A group of Jewish youths who are at the center of a recent controversial court decision regarding Jewish prayer on Jerusalem’s Temple Mount defend their actions in a TV interview, saying they only “wanted to fulfill their rights.”
Jerusalem District Court Judge Zion Saharay ruled yesterday in favor of the three teenagers, who appealed a decision by the Israel Police to bar them from visiting the flashpoint holy site for a period of time after they were detained for reciting a prayer on the compound.
By praying at the site, the teenagers violated a longstanding, but informal arrangement known as the status quo, which dictates that Jews are allowed to visit the site but not pray there. The Temple Mount is the holiest site for Jews and the compound’s Al-Aqsa Mosque is the third-holiest for Muslims.
“I feel proud that now there’s a judge that opened the public’s eyes to the fact that there is no rule against Jewish prayer at their holiest site,” one of the teenagers tells Channel 13 news.
The group says that the area where they prayed was “off in the corner” of the compound, adding that “no Arabs saw us, so it didn’t cause any trouble.”
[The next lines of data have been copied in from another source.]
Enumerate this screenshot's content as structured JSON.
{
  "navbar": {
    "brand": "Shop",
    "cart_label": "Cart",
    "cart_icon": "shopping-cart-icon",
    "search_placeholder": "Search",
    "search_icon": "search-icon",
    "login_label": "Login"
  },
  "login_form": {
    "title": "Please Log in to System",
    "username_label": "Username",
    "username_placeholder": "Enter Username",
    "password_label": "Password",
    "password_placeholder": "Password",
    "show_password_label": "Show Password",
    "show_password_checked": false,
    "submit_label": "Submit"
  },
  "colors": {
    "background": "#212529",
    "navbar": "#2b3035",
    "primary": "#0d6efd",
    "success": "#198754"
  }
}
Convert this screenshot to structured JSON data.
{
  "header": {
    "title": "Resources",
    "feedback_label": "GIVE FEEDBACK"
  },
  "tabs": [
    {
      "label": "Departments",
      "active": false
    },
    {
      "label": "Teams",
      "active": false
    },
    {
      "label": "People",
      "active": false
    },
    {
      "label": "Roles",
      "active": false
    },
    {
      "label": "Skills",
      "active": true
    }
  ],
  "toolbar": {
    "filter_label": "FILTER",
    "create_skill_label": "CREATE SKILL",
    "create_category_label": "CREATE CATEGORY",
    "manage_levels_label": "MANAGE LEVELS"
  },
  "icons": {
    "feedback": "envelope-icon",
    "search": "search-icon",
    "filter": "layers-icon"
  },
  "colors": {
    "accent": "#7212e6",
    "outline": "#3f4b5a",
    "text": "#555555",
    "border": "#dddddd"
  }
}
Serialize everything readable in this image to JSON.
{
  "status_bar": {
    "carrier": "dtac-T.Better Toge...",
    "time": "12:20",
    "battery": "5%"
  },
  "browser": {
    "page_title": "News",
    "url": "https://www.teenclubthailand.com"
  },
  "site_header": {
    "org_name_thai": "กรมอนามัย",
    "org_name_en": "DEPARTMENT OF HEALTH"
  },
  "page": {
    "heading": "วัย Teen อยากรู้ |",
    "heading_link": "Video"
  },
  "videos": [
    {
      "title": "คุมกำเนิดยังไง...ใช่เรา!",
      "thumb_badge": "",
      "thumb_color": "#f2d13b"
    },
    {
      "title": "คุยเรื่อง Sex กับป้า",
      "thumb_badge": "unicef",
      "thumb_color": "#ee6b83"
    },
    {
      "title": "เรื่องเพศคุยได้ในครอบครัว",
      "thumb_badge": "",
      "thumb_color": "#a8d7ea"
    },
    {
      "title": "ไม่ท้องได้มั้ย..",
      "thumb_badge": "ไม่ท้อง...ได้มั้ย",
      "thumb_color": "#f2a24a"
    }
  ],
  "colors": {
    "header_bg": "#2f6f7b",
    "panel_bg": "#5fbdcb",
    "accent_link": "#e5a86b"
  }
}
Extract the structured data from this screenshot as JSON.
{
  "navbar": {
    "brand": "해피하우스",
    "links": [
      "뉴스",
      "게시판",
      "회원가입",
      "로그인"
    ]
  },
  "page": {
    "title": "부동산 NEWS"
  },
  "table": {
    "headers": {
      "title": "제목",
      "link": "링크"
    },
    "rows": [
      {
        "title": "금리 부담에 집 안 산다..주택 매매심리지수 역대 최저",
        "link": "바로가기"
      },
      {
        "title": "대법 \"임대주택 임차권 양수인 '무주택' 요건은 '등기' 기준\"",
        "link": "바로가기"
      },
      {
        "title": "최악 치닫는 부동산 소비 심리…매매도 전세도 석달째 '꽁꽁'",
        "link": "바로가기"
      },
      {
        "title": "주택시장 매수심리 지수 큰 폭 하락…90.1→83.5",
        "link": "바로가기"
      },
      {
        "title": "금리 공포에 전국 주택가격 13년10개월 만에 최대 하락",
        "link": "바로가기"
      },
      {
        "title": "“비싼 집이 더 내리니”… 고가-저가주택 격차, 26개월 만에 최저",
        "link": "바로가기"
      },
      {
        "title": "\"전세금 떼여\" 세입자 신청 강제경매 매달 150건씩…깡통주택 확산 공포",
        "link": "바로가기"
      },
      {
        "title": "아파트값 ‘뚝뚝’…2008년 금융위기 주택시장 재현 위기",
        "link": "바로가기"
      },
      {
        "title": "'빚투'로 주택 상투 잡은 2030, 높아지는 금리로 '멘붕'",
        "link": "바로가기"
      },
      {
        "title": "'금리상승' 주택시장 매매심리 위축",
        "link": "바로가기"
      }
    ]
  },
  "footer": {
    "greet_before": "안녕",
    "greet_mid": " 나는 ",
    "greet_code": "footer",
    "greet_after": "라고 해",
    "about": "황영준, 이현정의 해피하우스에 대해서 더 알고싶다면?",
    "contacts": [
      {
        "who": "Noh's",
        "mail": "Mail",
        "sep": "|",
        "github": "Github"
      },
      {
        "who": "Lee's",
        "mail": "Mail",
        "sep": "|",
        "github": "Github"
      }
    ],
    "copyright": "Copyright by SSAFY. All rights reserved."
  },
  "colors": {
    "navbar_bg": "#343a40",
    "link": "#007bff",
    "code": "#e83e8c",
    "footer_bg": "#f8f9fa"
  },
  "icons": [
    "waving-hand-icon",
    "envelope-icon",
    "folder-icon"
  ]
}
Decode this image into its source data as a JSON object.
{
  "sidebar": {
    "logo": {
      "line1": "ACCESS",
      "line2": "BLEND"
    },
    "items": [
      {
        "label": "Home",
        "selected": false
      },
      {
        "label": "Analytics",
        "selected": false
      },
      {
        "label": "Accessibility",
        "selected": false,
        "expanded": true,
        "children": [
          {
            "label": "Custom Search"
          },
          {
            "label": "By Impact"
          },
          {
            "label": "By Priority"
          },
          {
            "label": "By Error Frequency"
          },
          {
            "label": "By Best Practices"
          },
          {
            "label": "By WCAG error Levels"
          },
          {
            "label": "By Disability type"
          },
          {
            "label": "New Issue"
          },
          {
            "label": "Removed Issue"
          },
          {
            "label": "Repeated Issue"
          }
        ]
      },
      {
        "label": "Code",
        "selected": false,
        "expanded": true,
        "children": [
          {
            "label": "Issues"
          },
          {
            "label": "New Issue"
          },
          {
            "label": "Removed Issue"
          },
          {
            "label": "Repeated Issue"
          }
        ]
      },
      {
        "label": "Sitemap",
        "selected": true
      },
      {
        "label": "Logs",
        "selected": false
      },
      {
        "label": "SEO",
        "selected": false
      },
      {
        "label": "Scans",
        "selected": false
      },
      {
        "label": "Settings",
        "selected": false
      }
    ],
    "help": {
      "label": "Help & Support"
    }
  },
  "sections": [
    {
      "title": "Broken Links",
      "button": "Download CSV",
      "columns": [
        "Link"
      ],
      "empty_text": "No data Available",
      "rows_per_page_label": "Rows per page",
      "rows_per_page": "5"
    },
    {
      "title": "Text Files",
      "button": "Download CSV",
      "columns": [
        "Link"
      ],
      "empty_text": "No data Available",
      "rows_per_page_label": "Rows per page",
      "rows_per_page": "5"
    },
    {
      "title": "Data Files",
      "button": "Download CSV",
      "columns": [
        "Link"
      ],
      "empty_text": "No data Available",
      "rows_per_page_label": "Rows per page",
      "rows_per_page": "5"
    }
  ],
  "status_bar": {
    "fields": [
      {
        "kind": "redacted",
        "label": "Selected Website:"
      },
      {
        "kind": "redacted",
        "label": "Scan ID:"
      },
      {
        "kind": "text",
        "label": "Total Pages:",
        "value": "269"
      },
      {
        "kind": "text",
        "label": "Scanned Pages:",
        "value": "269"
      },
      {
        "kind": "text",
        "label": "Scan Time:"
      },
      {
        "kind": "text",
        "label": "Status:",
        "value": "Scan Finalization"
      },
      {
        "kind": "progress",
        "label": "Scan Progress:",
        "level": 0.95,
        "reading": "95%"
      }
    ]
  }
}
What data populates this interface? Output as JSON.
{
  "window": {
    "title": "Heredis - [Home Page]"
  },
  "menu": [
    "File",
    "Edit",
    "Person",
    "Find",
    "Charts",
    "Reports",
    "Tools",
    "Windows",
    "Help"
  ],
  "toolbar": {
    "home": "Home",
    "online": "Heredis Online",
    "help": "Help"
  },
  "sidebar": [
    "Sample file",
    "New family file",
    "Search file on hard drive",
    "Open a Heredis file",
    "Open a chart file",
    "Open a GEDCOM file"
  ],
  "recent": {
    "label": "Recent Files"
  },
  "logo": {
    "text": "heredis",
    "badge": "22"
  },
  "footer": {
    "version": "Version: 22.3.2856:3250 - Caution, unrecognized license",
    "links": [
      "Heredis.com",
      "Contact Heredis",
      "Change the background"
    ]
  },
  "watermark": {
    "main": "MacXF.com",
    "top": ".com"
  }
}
Israeli officials were quick to release statements clarifying that the judge’s verdict does not change the status quo on the mount amid condemnations by the Palestinian Authority, Jordan and warning by Hamas of escalation.